Hidalgo Movie Review
"Hidalgo" stars the magnetically scruffy and unruffled Viggo Mortensen ("The Lord of the Rings") as Frank Hopkins, a famously fast Pony Express rider who became a long-distance legend in 1890 when he and his undersized mustang were the first Westerners to enter the most grueling horse race in the world -- 3,000 parched miles across the Arabian desert.
The film is based on a true story -- well, except for the romance with a sheikh's fiery daughter, the swordfights and shootouts, the kidnapping, and the conspiracies and double-crosses that lead to such things. (Now that's what I call fictionalization!) But if there's a good movie to be made from such archaic adventure clichés, this picture has the right guy behind the wheel: director Joe Johnston.
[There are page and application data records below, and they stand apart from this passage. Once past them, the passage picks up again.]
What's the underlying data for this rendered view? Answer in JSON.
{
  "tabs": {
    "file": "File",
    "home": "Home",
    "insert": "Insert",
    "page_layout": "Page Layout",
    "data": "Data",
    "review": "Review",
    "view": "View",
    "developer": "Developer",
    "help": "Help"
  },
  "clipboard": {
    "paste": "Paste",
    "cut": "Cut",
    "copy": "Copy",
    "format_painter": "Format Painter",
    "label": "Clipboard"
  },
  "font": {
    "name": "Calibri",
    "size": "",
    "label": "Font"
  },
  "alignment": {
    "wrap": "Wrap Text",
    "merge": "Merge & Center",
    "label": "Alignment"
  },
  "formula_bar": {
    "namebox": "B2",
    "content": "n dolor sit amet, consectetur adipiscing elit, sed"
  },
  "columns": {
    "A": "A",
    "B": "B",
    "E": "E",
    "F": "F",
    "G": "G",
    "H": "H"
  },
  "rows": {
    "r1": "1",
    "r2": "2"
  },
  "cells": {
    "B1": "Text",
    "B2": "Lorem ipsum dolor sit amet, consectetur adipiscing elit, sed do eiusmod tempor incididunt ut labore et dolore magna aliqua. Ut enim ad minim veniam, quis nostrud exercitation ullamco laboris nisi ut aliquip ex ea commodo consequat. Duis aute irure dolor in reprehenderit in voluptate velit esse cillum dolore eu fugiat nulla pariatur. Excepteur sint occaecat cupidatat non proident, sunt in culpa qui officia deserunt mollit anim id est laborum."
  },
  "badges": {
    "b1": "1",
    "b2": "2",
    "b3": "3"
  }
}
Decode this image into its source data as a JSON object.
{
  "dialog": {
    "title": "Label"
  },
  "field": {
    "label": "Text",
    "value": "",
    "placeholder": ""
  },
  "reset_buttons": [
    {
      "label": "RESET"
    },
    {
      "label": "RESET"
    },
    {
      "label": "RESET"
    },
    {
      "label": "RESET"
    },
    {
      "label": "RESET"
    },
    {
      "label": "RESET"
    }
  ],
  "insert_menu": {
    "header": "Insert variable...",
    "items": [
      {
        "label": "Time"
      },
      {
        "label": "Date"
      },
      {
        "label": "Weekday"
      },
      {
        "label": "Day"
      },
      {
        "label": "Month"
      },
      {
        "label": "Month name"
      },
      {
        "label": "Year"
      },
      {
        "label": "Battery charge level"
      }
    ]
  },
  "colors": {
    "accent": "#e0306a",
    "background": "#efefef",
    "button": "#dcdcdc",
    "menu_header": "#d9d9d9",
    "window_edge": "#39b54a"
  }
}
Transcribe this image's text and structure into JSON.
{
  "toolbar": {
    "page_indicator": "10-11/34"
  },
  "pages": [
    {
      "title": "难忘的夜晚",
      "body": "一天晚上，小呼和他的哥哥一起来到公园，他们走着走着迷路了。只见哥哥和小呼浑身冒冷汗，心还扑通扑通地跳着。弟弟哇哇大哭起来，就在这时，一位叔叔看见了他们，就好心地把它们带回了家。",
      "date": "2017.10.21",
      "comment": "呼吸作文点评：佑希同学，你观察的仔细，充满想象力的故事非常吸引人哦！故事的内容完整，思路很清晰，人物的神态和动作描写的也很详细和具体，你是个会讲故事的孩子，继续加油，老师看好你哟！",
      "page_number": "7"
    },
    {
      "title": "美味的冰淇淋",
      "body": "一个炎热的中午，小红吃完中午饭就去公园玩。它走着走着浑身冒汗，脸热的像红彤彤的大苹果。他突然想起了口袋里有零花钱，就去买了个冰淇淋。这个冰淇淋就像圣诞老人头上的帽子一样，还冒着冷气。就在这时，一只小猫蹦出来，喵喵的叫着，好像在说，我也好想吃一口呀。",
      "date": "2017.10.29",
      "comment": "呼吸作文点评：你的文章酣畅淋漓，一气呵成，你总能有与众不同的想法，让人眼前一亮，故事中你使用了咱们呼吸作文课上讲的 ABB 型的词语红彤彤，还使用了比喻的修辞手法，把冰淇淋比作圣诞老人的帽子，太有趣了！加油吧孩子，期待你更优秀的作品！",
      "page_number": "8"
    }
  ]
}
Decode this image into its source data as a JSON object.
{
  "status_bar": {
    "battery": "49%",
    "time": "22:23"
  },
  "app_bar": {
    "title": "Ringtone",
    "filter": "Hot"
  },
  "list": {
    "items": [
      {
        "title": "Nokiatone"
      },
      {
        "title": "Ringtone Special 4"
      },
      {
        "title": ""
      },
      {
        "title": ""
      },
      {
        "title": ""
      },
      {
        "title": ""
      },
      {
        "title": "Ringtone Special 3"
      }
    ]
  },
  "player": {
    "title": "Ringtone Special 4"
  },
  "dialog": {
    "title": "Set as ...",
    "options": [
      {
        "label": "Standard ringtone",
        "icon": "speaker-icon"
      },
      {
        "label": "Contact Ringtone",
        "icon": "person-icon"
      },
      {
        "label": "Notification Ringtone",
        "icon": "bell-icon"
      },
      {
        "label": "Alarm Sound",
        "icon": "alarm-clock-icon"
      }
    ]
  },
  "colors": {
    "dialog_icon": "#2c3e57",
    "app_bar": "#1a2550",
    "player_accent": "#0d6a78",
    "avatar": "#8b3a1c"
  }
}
Having helmed "The Rocketeer," Disney's wonderfully corny revival of 1940s science-fiction superhero-dom, and "October Sky," a vivid, timeless, 1950s-style feel-good biography about a real NASA scientist's rocket-building teens, Johnston has a knack for finding freshness in the most hackneyed of stories. He even breathed new surprises into the third "Jurassic Park" movie. So bring on the quicksand, sandstorms and locusts! After "Hidalgo," I'm starting to think this guy can mold any perfunctory script into a thoroughly fun and satisfying Saturday matinee.
A classic underdog tale if there ever was one, "Hidalgo" follows the troubled but honorable Hopkins (the son of a cavalry scout and a Lakota chief's daughter) half way around the world as he runs away from bad memories of hard drinking and White Guilt in the dying days of the Old West.
He and his smart, hearty, mixed-blood pinto (whose name lends the film its title) are not entirely welcomed by the Arabic traditionalists who have been running their thoroughbreds in the Ocean of Fire race for generations. But a mutual respect grows between Hopkins and the powerful Sheikh Riyadh (Omar Sharif), who has a horse in the race and a willful daughter named Jazira (Zuleikha Robinson), who aspires to the cowboy's kind of freedom.
"Hidalgo" spends enough time on the punishing miles of desolate riding to give the impression of the desert's deadly vastness and the incredible challenge Hopkins and his steed are up against. But the plot unfolds mostly at earmarked way stations along the parched route, where the sheikh and other horse owners (including an conniving, flirtatious English noblewoman, inexplicably traveling alone in 19th Century Saudi Arabia) wait for their riders -- and where Jazira waits for Hopkins, a fact that gets him in some perilously hot water.
During one of these stops the sheikh's disinherited nephew raids the encampment and kidnaps the girl in the hopes of ransoming her for his uncle's prize Arabian, affording Hopkins the opportunity to mount a daring rescue, and affording Mortensen the chance to do every great trick-riding and shooting stunt in the cowboy lexicon.
With just the right flavor of outdoorsy, rough-and-tumble reverence in his performance to keep the film honest, Mortensen rises to the occasion with aplomb. If this Frank Hopkins weren't a simple, quiet man by disposition, he could give Indiana Jones a run for his adventure-hero money. (Composer James Howard Newton clearly recognized this fact -- parts of his score owe a lot to "Raiders of the Lost Ark.")
But almost as important to the success of "Hidalgo" are two other performances. Sharif successfully tackles the tough task of finding an affable, culturally deferential balance between the sheikh's conservative tribal ways (i.e. the repression of his daughter) and his admirable honor and nobility. And a horse named T.J., who plays the title role for all the personality scenes (other horses double for the racing shots), has some pretty endearing screen presence himself, providing the picture a touch of good humor and instinctual spirit. This is especially true early on when Hopkins is haunted by self-doubt and it's the horse that keeps him going, in one scene handing him his hat as if to say, "Come on, let's go!"
There may be a tad too much of this in "Hidalgo," but Johnston is a director who knows how to cook up tasty cinema with extra cheese, so it's surprisingly easy to forgive such things. The film has other nit-picky hiccups that break its spell or expose its story contrivances. During the rescue scene gunfight and swordfight, for example, sharpshooter Hopkins takes out several bad guys with ease, but manages only to wound the evil nephew in his hand, for no other reason than that screenwriter John Fusco ("Spirit: Stallion of the Cimarron") wants to save his death for just before the bareback-riding, down-to-the-wire, only-in-the-movies climax.
(Other brief beefs: Hopkins' statement that there "ain't no prize money worth a man's life" -- after 14 have already died in the race, and the unrealistic number of times Jazira blatantly breaches her culture's strict edicts about feminine behavior without consequence.)
But throughout the picture, Johnston exercises his hard-to-define gift for defusing contrivance and cliché and finding this old-fashioned movie's authenticity of spirit. "Hidalgo" could have been a real eye-roller in the hands of a director of less sincerity and dexterity, but in Johnston's hands it's crowd-pleasing gold.